The Great Grandchildren (4th and beyond) many times found themselves skipping college, starting their own business, working in fields far from the business such as social or political work, engaging in the fine arts or non-profit communities, sitting in a staff or shop floor job, or like their parents, enjoyed the experiences of unearned wealth.  They went to exclusive schools, drove the best cars, treated people badly, and behaved arrogantly.  These people rarely are criminals, or incompetents; they just have different choices to career development due to their wealth. One Harvard business school study determined that wealthy people develop a lack of care in others (please see  In some cases, these grandchildren build their own entrepreneurial opportunities and use the family wealth to create new wealth, becoming the next founders. In other words, they sell off their ownership shares to fund their own growth elsewhere.  For Westvaco, the story continues this way: “Hesitant to join his family’s company at first, David L. Luke’s son David L. Luke III became CEO in 1963, after working 11 years for WVPP. He maintained the product development momentum initiated by his father and continued to upgrade efficiency with frequent spending programs. Nearly half of sales in 1967 came from products introduced in the previous ten years.  In 1962 the Luke family controlled 30 percent of the company’s stock; by 1984 it controlled only two percent.  During David Luke III’s 24 years as CEO, Westvaco did more than most papermakers to free itself from the cyclicality of commodity production. His program that accomplished this, “differentiation,” continued under his successors–his brother John A. Luke, who became CEO in 1988, and John A. Luke Jr., whose attainment of the CEO position in 1992 represented the fifth generation of Lukes at the company helm.  In 2002, MeadWestvaco was formed as the result of a merger between The Mead Corporation and Westvaco.”

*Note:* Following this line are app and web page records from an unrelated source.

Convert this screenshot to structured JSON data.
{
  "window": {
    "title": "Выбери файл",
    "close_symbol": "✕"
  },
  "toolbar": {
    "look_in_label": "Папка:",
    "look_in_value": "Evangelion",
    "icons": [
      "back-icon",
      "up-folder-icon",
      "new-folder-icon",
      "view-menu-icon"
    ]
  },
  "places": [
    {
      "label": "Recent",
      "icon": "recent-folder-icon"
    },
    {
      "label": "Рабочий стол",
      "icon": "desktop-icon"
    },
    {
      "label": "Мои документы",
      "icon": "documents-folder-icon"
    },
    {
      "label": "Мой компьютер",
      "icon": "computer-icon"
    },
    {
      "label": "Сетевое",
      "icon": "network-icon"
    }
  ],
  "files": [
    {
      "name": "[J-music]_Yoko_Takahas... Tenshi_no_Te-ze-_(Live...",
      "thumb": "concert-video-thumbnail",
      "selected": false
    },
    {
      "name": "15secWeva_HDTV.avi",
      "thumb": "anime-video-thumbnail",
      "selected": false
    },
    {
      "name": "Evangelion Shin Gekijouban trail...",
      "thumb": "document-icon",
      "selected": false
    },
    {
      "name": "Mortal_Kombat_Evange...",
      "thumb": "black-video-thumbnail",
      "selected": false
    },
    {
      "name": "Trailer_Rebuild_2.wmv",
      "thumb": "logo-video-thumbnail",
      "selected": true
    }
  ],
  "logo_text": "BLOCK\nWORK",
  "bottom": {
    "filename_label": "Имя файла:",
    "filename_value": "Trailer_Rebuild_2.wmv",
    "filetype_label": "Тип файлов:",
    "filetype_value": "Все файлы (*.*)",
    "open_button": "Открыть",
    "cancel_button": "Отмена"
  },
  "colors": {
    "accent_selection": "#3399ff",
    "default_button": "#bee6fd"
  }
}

We provided the above paragraph to help illustrate some of the anecdotal behaviors of each generation.  Before we go further, we want to emphasize that these observations are neither consistent nor predictable.  Many companies avoid these descriptions.  Companies like Wal-Mart, Ford, Dow Jones, and Comcast are/were publicly held companies with family dynamics that show various stages in different ways.  For the Ford Motor company, their history of having family members in the CEO position is well documented.  While Henry Ford (1st) formed the business, his son Edsell nearly killed it, only to find Henry II to fill in for his dead father and rebuild the company.